Muscat is not exactly the height of fashion in the UK, if anything it’s one to avoid; the British tendency to drink without food can over emphasise the floral, fragrantly invasive nature of the variety and send one reeling for the Sauvignon Blanc instead.
In Macedonia however, where the grape is known as Temjanika, a subtle perfumed character is matched with full-bodied, textured mid palates, bursting with stone fruit and livened with a refreshing streak of acidity. It could well be one to watch. Named after the Macedonian word for Frankincense (‘Temjan’), it comes as no surprise that Temjanika is held in such high regard for its aromatic quality.
The aromas are almost Gewürztraminer like; rose petal, orange blossom and elderflower all feature heavily. The palates are dominated by stone fruit, particularly peach and apricot, although some examples, particularly Chateau Kamnik’s 2012 (Камник), demonstrate more citrus and pear flavours.
Tasting various examples from different producers, I was shocked at the quality the grape had to offer. The 2012 from Dudin (Дудин), labelled Anja, was pretty good, lots of scented flowers and pear, as was the Tikveš Special Selection, whose complex nose of violets and orange peel complimented very expressive grapefruit in the mouth.

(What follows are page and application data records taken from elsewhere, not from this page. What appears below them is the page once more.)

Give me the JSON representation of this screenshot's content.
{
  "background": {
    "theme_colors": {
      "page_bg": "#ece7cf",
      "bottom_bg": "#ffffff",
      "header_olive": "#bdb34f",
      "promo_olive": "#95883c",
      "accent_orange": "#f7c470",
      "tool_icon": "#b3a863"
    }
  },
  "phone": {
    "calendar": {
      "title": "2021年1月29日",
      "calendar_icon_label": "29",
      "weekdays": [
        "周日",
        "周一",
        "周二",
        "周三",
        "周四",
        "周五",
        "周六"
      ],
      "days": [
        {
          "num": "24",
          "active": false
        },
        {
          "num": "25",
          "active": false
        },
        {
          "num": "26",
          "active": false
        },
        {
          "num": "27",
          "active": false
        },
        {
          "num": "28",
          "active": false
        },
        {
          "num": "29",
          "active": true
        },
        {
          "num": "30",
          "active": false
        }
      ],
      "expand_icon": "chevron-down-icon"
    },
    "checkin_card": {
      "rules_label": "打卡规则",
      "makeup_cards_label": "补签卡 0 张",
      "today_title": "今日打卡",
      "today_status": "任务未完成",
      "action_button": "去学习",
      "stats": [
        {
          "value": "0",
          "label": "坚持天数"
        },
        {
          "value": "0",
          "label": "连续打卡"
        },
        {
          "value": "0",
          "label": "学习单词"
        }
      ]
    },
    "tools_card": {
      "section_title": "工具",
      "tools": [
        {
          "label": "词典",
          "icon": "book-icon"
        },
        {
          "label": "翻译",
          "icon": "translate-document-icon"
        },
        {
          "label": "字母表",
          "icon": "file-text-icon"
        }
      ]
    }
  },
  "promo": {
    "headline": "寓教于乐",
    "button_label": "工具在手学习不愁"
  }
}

Popova Kula’s 2010 (Попова Кула) displayed a complex nose and lots of lychee and melon flavours, while tasting the 2013 tank sample, still to be stabilised, was like a shot of perfume to the senses. It will calm down of course, but the structure was there.
These wines are unlikely to develop beyond a year or two from the vintage and are arguably not particularly suited to the Macedonian cuisine of meat and salad; however, as an aperitif or a post dinner palate cleanser, they work tremulously.